On a Monday morning, February 21, 1910 Charles A Taylor, a farmer who lived just east of Rays Mill, GA , took a train trip on the Georgia & Florida Railroad. Shortly before 10:00 am that morning, he boarded the train headed for Valdosta. But just a few miles down the track, as the train approached the station at Bemiss, about ten miles south of Ray City, there was a head-on collision.
The Valdosta Times
February 22, 1910 Pg 5
ENGINES IN A COLLISION
Baggagmaster Wetherington Hurt in Smashup at Bemis Today
(From Monday’s Daily.)

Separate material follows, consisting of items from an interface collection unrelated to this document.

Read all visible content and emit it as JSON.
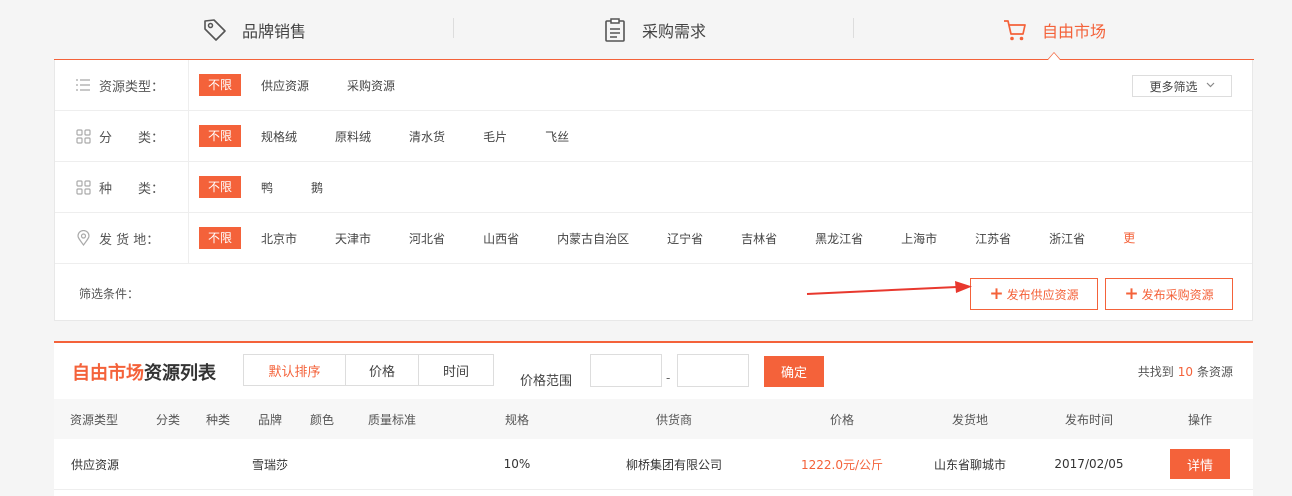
{
  "tabs": [
    {
      "label": "品牌销售",
      "icon": "tag-icon"
    },
    {
      "label": "采购需求",
      "icon": "clipboard-icon"
    },
    {
      "label": "自由市场",
      "icon": "cart-icon"
    }
  ],
  "filters": {
    "resource_type": {
      "label": "资源类型：",
      "items": [
        "不限",
        "供应资源",
        "采购资源"
      ]
    },
    "category": {
      "label": "分　　类：",
      "items": [
        "不限",
        "规格绒",
        "原料绒",
        "清水货",
        "毛片",
        "飞丝"
      ]
    },
    "species": {
      "label": "种　　类：",
      "items": [
        "不限",
        "鸭",
        "鹅"
      ]
    },
    "origin": {
      "label": "发 货 地：",
      "items": [
        "不限",
        "北京市",
        "天津市",
        "河北省",
        "山西省",
        "内蒙古自治区",
        "辽宁省",
        "吉林省",
        "黑龙江省",
        "上海市",
        "江苏省",
        "浙江省",
        "更多"
      ]
    },
    "more_filter": "更多筛选",
    "condition_label": "筛选条件：",
    "publish_supply": "发布供应资源",
    "publish_purchase": "发布采购资源"
  },
  "list": {
    "title_hl": "自由市场",
    "title_rest": "资源列表",
    "sorts": [
      "默认排序",
      "价格",
      "时间"
    ],
    "price_range_label": "价格范围",
    "price_min": "",
    "price_max": "",
    "dash": "-",
    "confirm": "确定",
    "count_prefix": "共找到",
    "count": "10",
    "count_suffix": "条资源",
    "columns": [
      "资源类型",
      "分类",
      "种类",
      "品牌",
      "颜色",
      "质量标准",
      "规格",
      "供货商",
      "价格",
      "发货地",
      "发布时间",
      "操作"
    ],
    "rows": [
      {
        "type": "供应资源",
        "category": "",
        "species": "",
        "brand": "雪瑞莎",
        "color": "",
        "quality": "",
        "spec": "10%",
        "supplier": "柳桥集团有限公司",
        "price": "1222.0元/公斤",
        "origin": "山东省聊城市",
        "date": "2017/02/05",
        "action": "详情"
      }
    ]
  },
  "colors": {
    "accent": "#f4623a"
  }
}
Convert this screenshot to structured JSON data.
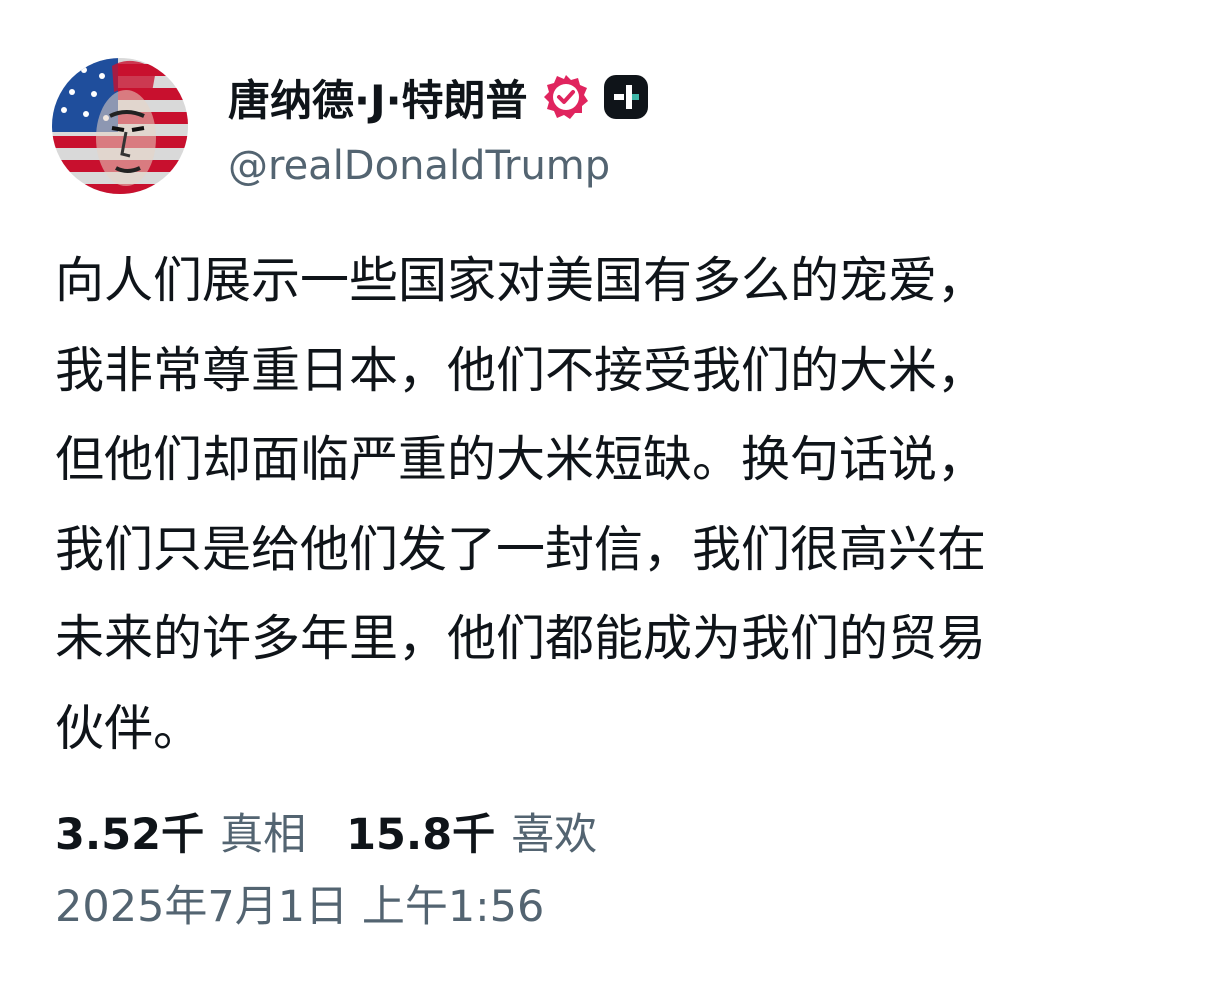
{
  "author": {
    "display_name": "唐纳德·J·特朗普",
    "handle": "@realDonaldTrump",
    "badge_color": "#e0245e",
    "app_badge_color": "#0f1419"
  },
  "post": {
    "lines": [
      "向人们展示一些国家对美国有多么的宠爱，",
      "我非常尊重日本，他们不接受我们的大米，",
      "但他们却面临严重的大米短缺。换句话说，",
      "我们只是给他们发了一封信，我们很高兴在",
      "未来的许多年里，他们都能成为我们的贸易",
      "伙伴。"
    ]
  },
  "stats": {
    "truths_count": "3.52千",
    "truths_label": "真相",
    "likes_count": "15.8千",
    "likes_label": "喜欢"
  },
  "timestamp": "2025年7月1日 上午1:56"
}
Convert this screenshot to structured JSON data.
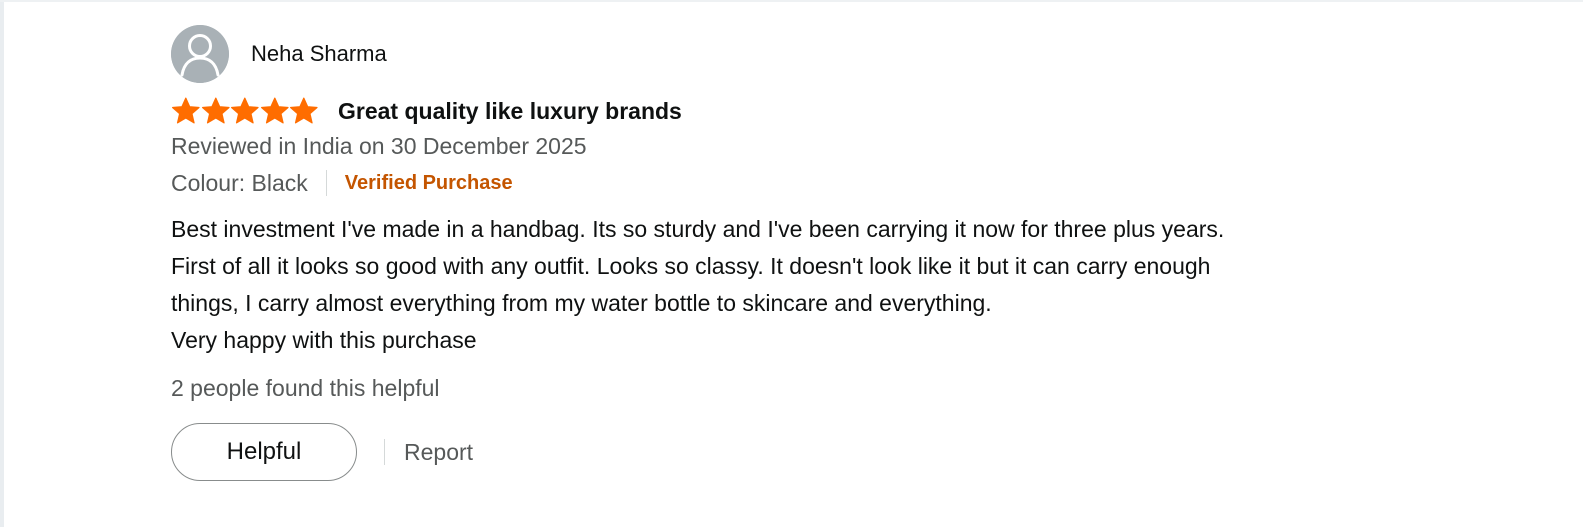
{
  "review": {
    "reviewer_name": "Neha Sharma",
    "rating": 5,
    "max_rating": 5,
    "title": "Great quality like luxury brands",
    "date_text": "Reviewed in India on 30 December 2025",
    "variant_text": "Colour: Black",
    "verified_text": "Verified Purchase",
    "body_lines": [
      "Best investment I've made in a handbag. Its so sturdy and I've been carrying it now for three plus years.",
      "First of all it looks so good with any outfit. Looks so classy. It doesn't look like it but it can carry enough",
      "things, I carry almost everything from my water bottle to skincare and everything.",
      "Very happy with this purchase"
    ],
    "helpful_count_text": "2 people found this helpful",
    "helpful_button_label": "Helpful",
    "report_label": "Report"
  },
  "icons": {
    "avatar": "user-avatar-icon",
    "star": "star-icon"
  },
  "colors": {
    "star": "#ff6d00",
    "verified": "#c45500",
    "secondary_text": "#565959",
    "primary_text": "#0f1111",
    "avatar": "#a9b1b6"
  }
}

Passenger train No. 3. southbound, and a northbound freight train on the Georgia & Florida Railroad, had a head-on collision at Bemiss, eight miles north of Valdosta this morning about 10 o’clock. The cause of the collision has not yet been fully ascertained. One report says that the freight train instead of pulling into the south end of the side-track at Bemiss, ran on to the north end, preparatory to backing onto the siding, when it was struck by the passenger train which was slowing up for the station. Another report is that the brakes on the freight train refused to work and the engineer was not able to control his train.
Mr. C. S. Wetherington, baggage-master, of this city, was the only person seriously hurt in the collision, though a number of passengers were badly shaken up and one of them had some slight cuts on his face. The full extent of Mr. Wetherington’s injuries had not been learned when The Times went to press, but unless he is hurt internally it is not believed that they are very serious. Mr. Wetherington is a son-in-law of Elder A. V. Simms, of Valdosta.
Mrs. Lankford, wife of Judge Lankford, of the county court of Douglas, was slightly bruised and Mr. C. A. Taylor, of Rays Mill, had his lip cut. Neither of these parties are seriously injured, however.
Dr. J. B. S. Holmes, the road’s surgeon, was telephoned to immediately after the wreck and he went to the scene in an automobile to minister to the injured. The baggagemaster was brought to the city in an automobile, and is now at the Halycon, where he is receiving medical attention.
It is said that both locomotives were practically demolished, the passenger locomotive plowing its way almost half through the other. The passenger cars were not greatly damaged. The fact that both trains were running very slowly is all that prevented the collision from being a much more dangerous one – possibly a repetition of the disastrous wreck on the Georgia Southern & Florida last week. The freight train was making only eight or ten miles an hour, at the time and the passenger was probably not running faster than fifteen or eighteen miles an hour.
The track was blocked by the wreck and all trains were delayed for many hours.
Born in 1870, Charles A. Taylor was a son of William Henry Taylor (1849 – 1918) and Amanda F. Parrish (1850 – 1930). He lived and farmed all of his life near Ray City, GA. Charlie Taylor died in 1927 and was buried at New Ramah Cemetery at Ray City.